Text. The text should contain enough detail to be self-explanatory. Abstracts must contain reasons for the work, methods employed, results obtained and conclusions drawn. The text should not make reference to the talk that will be given. These do not assist a reader, especially after the meeting. Statements such as "the results will be discussed" are unacceptable. If abbreviations are used they must be defined at first appearance (but not in the title). S.I. units should be used as recommended by Baron (1988). For statistical notation see McCance (2001). Latin and other non-English words should appear in Italics.
Citations. Use the Harvard system as employed by the Journal of Physiology. Work by three or more authors may be cited using the form Aitkin et al. (1993) (e.g.) unless it will lead to confusion.

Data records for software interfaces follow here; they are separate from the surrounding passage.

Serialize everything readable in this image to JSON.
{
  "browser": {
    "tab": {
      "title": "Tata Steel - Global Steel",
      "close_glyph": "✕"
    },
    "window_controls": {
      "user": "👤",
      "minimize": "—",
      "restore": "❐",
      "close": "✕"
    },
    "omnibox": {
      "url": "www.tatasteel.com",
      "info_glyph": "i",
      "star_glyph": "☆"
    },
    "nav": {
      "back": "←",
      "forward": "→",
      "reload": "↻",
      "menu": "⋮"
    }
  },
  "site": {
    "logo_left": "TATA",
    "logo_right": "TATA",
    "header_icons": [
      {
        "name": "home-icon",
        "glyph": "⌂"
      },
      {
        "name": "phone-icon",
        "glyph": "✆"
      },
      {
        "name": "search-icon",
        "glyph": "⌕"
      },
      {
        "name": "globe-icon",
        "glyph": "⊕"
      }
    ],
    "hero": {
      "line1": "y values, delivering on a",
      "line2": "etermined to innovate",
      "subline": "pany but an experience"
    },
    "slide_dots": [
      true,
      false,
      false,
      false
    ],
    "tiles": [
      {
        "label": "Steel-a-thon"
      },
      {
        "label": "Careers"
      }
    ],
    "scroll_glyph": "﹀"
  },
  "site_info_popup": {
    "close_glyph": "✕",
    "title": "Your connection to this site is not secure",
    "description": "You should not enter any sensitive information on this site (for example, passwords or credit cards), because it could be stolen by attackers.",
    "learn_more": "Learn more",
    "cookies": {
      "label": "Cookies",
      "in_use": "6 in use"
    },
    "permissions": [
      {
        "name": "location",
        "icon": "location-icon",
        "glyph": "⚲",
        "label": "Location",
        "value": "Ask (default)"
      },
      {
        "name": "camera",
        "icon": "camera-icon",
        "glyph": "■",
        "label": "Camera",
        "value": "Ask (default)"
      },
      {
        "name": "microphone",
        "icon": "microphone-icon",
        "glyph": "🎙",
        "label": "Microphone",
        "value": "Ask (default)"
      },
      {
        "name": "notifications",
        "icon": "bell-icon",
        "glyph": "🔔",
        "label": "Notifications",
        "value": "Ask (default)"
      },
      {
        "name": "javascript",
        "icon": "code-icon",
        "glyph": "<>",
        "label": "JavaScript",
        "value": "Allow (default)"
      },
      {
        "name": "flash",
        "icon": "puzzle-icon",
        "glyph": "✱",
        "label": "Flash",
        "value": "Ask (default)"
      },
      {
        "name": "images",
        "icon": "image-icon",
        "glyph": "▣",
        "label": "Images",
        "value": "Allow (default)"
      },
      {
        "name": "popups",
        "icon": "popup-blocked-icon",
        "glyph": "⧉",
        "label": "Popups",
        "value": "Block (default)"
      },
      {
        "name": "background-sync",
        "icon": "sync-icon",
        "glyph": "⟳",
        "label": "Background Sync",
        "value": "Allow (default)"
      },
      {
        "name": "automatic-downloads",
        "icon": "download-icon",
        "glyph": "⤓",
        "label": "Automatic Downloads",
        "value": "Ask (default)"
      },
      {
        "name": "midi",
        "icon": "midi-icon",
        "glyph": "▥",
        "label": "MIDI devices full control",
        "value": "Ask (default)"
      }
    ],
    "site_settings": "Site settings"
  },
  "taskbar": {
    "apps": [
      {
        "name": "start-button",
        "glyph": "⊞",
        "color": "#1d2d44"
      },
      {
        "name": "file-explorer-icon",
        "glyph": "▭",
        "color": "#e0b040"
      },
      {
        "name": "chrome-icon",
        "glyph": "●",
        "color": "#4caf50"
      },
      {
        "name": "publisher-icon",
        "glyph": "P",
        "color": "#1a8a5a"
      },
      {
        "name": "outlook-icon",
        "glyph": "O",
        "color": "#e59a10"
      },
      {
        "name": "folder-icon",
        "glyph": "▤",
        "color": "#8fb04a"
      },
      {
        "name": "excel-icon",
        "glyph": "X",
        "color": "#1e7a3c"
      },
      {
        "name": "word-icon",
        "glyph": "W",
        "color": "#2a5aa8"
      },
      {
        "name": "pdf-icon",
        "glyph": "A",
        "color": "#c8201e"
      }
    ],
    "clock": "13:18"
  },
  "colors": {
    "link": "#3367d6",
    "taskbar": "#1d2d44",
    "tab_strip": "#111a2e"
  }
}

References. The cited works must be listed after the text, alphabetically by the authors' surnames, then chronologically if necessary. The reference must include all authors' names, year of publication, optionally title of article, abbreviated title of the journal using the standard PubMed form in Italics, volume number in bold, and first and last pages of the article. For a book, include the title, editor, edition if applicable, specific page references if applicable, city of publication and publisher (see, e.g., Baron, 1988).
Footnotes. Footnotes should be avoided if possible as they are not well suited to web presentation.
Figure. Figures (line drawing or half tone) can be included, but generally should be restricted to one. It should bear no title or legend and be unnumbered. Its location should be within the text (not before or after), be appropriately described in the text and referred to as "the Figure". Lettering should be approximately 11 pt.
Table. Only one table is permitted. It should be included in the appropriate position in the text. It should have no number, title or legend and be referred to as "the Table".
Animal Experiments. Note that Domestic rule 11(5) states that "All abstracts that deal with animal experimentation in vivo should include the names, doses (where applicable) and modes of administration of all anaesthetic, tranquilizing and muscle relaxant drugs employed". Users of in vitro materials should make it clear that tissue was removed from anaesthetised or dead animals. The inclusion of such information is for the protection of authors and the Society.
Baron DN. (1988) In: Units, Symbols and Abbreviations, ed. Baron DN. pp. 1-64. London: The Royal Society of Medicine.
Davey DF. (2007) On-line submission of abstracts to the Australian Physiological Society. http://aups.org.au/Proceedings/submission.html
McCance I. (2001) Proc Aust Physiol Pharmacol Soc, 32(1): 2P.